Unlike many of the English crown’s former colonies, Australia was located on the other side of the planet and Harold Holt knew it. This was why he pushed for stronger ties with the rest of Asia and a more robust Australian government with better separation from the U.K.
Harold Holt was also a known sponsor of the arts and established the Australian Council for the Arts to help enrich Australia’s cultural achievements. He also pushed for the 1967 referendum that allowed for indigenous populations to be counted in the Australian census.
Two years after his death, in the most ironic of ironies, the city of Melbourne built a swimming center named after Harold Holt called, obviously, the Harold Holt Swim Centre.
While that might seem a bit in poor taste, Harold Holt was a fan of swimming anyway. Sure, he was no Olympic swimmer, but the former Prime Minister may not mind it as much as we think he would.
What he might mind is how the swim center helped solidify him as “Prime Minister who drowned” to the Australian public.
By 1990, newspapers like the Sun Herald were using the phrase “to do a Harold Holt” or “to do a Harry” as a slang term to describe people who suddenly disappear or escape.
It isn’t just a niche slang term either. When former Prime Minister Scott Morrison was criticized for his lack of action on the COVID-19 pandemic in 2021, Australians joked that he was avoiding his duties by doing a Harold Holt.
Morrison has also been mocked for claiming to not know about a rape scandal in a ministerial office by The New Daily writer Dennis Atkins who wrote, “Yeah, right. Harold Holt is alive in China and PM knew nothing of the rape scandal.”

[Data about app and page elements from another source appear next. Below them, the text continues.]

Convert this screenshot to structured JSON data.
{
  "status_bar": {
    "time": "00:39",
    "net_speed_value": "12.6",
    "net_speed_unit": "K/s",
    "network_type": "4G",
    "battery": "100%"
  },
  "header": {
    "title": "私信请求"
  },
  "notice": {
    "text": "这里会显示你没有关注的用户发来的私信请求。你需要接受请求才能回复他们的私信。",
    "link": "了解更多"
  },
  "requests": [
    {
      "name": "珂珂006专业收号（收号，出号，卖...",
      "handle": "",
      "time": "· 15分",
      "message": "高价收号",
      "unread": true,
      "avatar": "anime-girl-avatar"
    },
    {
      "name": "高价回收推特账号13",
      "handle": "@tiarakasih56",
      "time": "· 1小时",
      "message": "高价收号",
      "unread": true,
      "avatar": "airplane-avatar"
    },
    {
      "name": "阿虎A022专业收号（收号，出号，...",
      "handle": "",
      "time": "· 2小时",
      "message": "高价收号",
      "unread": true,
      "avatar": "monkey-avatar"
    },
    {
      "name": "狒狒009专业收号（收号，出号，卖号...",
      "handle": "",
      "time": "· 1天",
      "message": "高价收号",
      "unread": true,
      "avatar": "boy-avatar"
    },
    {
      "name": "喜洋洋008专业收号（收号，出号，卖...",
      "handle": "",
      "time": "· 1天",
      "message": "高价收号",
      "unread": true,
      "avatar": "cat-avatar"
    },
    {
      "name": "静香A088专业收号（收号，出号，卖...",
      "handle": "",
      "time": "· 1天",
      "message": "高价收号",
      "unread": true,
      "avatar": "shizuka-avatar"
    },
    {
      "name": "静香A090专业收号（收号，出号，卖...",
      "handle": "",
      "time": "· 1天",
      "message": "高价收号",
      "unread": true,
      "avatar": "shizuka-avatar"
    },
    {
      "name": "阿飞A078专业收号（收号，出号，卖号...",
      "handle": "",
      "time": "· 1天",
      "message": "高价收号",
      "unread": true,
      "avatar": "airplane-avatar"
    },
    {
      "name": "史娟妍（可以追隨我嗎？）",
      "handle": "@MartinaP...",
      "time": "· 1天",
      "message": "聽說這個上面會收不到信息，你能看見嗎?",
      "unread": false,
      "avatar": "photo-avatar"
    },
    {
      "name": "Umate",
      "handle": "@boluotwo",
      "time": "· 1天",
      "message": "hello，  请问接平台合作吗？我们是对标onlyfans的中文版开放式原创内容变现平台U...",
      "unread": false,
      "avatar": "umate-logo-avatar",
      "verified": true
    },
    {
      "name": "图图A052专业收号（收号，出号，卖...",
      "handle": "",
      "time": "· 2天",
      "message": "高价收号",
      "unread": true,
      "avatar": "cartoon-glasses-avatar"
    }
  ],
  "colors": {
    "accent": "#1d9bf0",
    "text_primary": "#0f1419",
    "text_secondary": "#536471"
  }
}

On a more serious note, Holt’s stance against White Australia policies and support for stronger ties to Asia allowed for Asian immigrants to flourish in the country, inadvertently shaping the face of Australia’s diplomatic relations with China and Southeast Asia.